[App and web page records]
- Opening Delimiter -
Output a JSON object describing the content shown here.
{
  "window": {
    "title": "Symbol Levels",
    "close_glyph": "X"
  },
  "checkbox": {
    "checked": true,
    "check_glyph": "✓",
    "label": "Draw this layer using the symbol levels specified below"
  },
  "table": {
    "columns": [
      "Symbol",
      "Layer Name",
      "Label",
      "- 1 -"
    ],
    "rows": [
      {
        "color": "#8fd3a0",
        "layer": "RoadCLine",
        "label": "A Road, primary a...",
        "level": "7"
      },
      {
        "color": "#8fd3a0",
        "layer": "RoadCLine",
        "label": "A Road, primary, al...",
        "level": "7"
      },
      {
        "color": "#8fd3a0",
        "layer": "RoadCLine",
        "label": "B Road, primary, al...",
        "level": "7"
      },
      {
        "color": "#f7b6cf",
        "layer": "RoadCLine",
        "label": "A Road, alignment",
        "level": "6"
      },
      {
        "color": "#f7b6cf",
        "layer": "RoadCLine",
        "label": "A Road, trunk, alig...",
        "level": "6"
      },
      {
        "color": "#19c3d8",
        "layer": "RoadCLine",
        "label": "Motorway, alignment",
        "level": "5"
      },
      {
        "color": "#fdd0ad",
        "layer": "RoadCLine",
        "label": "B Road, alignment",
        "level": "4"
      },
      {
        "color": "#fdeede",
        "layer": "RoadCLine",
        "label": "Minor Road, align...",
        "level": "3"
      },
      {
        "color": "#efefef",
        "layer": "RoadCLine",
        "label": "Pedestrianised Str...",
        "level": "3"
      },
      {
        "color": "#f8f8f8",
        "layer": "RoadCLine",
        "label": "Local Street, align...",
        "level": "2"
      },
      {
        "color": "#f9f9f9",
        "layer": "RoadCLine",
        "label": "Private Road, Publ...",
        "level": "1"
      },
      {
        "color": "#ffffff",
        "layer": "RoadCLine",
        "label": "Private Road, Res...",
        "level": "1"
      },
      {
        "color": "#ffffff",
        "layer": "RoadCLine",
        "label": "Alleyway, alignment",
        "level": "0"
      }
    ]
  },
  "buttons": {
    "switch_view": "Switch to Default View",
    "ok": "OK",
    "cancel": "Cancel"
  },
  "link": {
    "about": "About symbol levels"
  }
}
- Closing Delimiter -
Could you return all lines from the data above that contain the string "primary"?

        "label": "A Road, primary a...",
        "label": "A Road, primary, al...",
        "label": "B Road, primary, al...",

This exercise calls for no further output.